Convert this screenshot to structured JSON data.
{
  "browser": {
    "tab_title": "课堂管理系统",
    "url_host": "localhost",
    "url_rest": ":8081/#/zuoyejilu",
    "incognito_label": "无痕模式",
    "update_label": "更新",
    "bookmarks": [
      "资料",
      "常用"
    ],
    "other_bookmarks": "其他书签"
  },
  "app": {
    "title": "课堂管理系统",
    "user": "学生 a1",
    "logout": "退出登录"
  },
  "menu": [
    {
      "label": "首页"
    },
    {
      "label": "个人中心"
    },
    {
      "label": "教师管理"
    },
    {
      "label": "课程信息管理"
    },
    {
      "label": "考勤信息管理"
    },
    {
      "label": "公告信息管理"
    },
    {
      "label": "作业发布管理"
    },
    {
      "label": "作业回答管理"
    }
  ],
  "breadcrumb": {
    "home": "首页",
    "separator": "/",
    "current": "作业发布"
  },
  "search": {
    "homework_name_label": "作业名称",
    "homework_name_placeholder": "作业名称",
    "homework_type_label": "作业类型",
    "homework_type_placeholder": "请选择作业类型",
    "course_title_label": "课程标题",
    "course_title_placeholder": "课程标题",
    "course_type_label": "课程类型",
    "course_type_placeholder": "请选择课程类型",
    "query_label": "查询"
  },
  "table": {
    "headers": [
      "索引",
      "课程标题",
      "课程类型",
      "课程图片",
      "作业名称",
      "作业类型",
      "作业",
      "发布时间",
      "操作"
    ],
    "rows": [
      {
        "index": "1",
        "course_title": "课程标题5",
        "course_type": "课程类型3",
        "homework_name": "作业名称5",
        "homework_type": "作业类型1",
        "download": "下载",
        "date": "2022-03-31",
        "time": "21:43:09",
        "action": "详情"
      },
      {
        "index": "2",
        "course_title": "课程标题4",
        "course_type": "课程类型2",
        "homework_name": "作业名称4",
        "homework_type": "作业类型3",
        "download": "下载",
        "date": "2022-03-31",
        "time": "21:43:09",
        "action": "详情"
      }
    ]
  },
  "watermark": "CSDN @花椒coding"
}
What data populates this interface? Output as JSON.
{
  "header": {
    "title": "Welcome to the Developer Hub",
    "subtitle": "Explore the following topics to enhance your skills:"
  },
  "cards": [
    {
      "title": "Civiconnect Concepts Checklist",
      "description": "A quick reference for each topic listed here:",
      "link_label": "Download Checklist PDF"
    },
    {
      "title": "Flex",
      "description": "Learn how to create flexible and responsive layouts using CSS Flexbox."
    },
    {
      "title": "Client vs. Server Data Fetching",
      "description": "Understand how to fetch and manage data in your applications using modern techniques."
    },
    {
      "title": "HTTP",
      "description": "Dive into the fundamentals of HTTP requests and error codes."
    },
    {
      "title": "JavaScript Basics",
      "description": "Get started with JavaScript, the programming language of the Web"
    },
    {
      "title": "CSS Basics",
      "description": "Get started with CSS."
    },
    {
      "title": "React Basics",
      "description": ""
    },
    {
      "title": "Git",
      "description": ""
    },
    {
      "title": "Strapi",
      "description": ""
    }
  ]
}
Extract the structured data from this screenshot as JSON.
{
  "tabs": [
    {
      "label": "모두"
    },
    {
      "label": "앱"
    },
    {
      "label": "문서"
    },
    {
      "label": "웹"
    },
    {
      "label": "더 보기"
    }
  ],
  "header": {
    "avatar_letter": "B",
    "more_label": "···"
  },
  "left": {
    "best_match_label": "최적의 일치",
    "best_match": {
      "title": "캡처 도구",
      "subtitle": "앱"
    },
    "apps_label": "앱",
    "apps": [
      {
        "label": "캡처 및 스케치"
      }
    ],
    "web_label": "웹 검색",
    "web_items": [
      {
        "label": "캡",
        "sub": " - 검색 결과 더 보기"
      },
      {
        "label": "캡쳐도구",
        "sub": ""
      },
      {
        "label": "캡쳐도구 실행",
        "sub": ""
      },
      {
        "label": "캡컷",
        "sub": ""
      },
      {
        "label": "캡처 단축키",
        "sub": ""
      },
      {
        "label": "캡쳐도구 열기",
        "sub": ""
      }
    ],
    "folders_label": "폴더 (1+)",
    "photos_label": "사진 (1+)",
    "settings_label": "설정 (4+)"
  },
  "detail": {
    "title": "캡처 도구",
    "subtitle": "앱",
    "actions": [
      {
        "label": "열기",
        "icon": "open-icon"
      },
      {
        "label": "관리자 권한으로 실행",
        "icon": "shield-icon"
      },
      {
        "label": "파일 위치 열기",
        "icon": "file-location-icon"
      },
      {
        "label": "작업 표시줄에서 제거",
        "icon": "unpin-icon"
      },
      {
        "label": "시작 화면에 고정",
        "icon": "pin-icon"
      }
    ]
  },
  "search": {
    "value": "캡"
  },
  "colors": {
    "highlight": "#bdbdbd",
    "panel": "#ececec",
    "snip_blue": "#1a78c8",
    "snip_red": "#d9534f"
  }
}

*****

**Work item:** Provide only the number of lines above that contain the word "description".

**Answer to this task:** 9